I'm attempting to do a very fast (fast for me!) painting of the our model Danae this week, so today I blocked in this line drawing on mylar paper and then during a model break I transferred the drawing to my 16x20 hand-primed panel. I spent the last part of the day refining the pencil drawing directly on the panel. Then I erased the extra graphite, brushed down the surface with a wide, flat brush to get rid of eraser crumbs, and coated it with thinned Damar varnish (thinned with about 1/5th mineral spirits) to preserve the drawing and seal the porous surface.

Tomorrow I start painting - record speed for me!


Live Webcast Studio Tour and Demo
Saturday August 21
9am -11am Pacific Standard Time
12noon- 2pm Eastern Standard Time
$10 - Click here to sign up

I'll be giving a video tour of my studio, a behind-the-scenes look at my latest Wax Paper painting "The Wave", and also doing a drawing demo. You can even submit your own questions, in advance or in real time.

Hope to see you there!


Figure Drawing, Back Study

Back Study
14 x 16 inches
Graphite pencil, charcoal and chalk on toned paper

I did this drawing over two sessions at the Tuesday evening figure model sessions I host at my San Francisco Mission District studio. My recent Anatomy/Ecorche studies came into play as I tried to identify all the anatomical landmarks revealed by the raking light across her back.

I still have a few spaces left in my upcoming Figure Drawing Class, 6 Sundays starting September 12. For more details and to register visit my Teaching Page.


Tuesday Model Session: Study of Melissa

Study of Melissa
16 x 20, graphite on paper

Tuesday evenings I open my studio to long pose model sessions. I did this drawing of one long pose over 4 sessions.

The open model sessions are $80 for a series of 4 consecutive Tuesdays, $22 if you'd like to drop in and try one session before committing to a series of 4. The next series begins next Tuesday, June 15th. For more information and to sign up for upcoming sessions, visit my Class Schedule.


Winged Victory Drawing Demo Recap

"Victory in Chalk"

Charcoal and white chalk on toned Ingres paper
16 x 20 inches

This is the sketch I did for my drawing demo at my San Francisco studio earlier this month.

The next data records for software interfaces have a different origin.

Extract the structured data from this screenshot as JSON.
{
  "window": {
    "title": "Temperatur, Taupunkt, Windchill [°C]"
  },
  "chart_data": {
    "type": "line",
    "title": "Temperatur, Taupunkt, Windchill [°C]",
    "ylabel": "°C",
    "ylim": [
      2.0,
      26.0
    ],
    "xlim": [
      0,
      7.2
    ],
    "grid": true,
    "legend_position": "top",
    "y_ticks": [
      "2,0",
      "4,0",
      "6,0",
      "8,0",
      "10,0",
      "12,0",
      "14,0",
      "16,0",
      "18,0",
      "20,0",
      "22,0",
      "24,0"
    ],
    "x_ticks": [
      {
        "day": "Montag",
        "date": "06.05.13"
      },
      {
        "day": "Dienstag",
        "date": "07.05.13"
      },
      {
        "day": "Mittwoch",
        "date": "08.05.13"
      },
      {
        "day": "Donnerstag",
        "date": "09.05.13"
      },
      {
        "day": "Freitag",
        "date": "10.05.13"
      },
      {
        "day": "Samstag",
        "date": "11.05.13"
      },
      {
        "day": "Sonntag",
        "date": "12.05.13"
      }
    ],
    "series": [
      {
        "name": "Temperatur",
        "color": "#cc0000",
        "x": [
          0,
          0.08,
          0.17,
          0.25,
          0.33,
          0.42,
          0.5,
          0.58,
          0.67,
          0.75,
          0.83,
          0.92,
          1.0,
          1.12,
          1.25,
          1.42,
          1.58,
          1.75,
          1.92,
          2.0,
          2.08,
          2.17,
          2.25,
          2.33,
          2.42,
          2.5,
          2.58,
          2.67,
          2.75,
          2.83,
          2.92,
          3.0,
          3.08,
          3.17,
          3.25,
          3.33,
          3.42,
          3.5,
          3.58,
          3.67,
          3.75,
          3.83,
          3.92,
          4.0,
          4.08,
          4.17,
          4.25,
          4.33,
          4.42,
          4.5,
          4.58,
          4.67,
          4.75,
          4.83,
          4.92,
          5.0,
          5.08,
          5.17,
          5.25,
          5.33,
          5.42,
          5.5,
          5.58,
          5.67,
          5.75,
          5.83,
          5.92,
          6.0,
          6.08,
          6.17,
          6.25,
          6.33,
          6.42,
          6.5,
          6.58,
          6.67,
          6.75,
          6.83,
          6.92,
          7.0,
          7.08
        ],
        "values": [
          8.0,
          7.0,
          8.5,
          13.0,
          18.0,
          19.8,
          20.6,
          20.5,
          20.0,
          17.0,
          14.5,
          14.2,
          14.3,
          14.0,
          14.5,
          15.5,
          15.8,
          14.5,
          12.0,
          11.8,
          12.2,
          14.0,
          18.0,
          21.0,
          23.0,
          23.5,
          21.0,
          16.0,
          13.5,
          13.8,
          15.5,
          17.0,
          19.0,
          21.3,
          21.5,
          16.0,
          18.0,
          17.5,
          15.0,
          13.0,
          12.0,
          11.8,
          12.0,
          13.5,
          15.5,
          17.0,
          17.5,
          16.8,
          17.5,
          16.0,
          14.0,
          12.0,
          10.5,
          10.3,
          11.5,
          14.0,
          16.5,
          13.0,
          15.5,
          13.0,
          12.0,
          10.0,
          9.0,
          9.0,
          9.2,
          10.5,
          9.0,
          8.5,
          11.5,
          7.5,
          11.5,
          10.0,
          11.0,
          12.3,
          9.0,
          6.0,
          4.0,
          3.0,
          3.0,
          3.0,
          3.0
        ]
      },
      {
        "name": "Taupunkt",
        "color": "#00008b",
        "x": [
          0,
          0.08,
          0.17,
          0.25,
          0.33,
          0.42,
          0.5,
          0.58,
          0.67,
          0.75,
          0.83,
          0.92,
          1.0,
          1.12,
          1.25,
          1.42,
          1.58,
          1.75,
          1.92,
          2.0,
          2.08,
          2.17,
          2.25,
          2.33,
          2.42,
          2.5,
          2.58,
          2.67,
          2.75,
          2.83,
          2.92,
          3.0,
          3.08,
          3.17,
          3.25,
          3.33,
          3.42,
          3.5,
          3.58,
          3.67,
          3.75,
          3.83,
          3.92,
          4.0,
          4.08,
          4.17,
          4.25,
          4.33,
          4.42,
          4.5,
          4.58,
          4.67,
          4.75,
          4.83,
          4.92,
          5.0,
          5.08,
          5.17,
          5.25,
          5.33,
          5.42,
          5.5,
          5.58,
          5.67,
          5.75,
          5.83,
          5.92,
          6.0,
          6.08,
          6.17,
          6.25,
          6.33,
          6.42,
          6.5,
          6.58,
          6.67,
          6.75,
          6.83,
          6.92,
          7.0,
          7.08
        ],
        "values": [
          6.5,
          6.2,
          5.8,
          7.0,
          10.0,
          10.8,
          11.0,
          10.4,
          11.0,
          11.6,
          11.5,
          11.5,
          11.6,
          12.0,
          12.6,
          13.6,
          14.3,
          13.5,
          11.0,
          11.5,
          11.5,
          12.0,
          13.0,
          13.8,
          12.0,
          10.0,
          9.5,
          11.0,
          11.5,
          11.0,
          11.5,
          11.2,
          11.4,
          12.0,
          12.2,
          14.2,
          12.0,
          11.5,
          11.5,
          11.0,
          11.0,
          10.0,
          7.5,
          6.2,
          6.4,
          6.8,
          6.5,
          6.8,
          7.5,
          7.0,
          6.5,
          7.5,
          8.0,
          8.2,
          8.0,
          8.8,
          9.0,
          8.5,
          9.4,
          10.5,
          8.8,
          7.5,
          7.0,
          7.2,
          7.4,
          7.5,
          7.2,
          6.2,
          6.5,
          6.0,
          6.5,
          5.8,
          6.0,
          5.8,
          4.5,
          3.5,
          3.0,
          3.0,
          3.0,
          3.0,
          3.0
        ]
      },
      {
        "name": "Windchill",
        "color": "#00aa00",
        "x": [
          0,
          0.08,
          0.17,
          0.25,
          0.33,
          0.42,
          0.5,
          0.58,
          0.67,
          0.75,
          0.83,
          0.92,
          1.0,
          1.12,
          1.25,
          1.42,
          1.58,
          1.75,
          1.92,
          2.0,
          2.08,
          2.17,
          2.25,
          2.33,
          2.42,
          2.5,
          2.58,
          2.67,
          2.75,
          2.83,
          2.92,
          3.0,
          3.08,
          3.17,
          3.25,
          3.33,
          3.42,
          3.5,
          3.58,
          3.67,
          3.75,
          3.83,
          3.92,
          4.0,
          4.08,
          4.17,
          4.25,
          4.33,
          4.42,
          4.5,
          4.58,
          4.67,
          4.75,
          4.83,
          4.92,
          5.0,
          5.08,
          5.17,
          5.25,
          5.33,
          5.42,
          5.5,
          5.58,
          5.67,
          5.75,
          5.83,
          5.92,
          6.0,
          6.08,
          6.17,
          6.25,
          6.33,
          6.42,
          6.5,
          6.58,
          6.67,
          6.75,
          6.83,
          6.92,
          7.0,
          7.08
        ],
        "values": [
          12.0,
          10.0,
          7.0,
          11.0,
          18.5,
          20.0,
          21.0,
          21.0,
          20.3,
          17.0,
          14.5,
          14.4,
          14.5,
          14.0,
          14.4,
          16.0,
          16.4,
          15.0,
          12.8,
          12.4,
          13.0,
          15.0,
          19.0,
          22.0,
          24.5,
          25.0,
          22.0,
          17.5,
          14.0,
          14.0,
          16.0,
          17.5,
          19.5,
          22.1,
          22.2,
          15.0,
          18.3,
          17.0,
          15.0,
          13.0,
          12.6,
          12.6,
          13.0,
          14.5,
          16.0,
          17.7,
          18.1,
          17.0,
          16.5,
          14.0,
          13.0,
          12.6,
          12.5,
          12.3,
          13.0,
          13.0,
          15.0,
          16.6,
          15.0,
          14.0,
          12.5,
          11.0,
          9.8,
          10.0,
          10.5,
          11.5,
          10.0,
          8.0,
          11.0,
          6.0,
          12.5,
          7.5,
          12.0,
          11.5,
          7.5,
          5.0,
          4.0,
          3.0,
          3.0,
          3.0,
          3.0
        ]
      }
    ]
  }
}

The evening was so much fun - I was very nervous the days leading up to it, and I wondered why I had planned such a high-stress event for myself right in the middle of my teaching semester... but once I got started talking and drawing it was a breeze!

We had about 28 guests in my studio, lots of snacks and wine, and during the breaks there was lots of mingling and a warm buzz of conversation.

I gave my condensed lecture on "Observing The Nature of Organic Form: Tapered, Spiraling, Interlocking, and Convex", which is my humble abbreviation of the amazing principles I learned from my master teacher Ted Seth Jacobs and also from his students Tim Stotz and Michelle Tully.

Thanks to everyone who came out, and extra special thanks to my mom, dad, sister and  husband who all helped me set up the studio and greet guests - I am so lucky to have a supportive family!

To be notified when I host a drawing demo again join my email list, or follow me on Facebook!


Odalisque Drawing

Mary as Odalisque
16 x 20 inches, charcoal and chalk on Ingres toned paper

I realized all the figure drawing I have done in the last year has been as demonstrations for my students, so it's been wonderful to get back to figure drawing just for myself! This was done at my weekly Tuesday evening model session at my studio. We have a great little group started, and there is still room for a couple more, hope you can join us! (see my teaching page for more info)

I am also offering these upcoming workshops:

early bird special: $600

early bird special: $600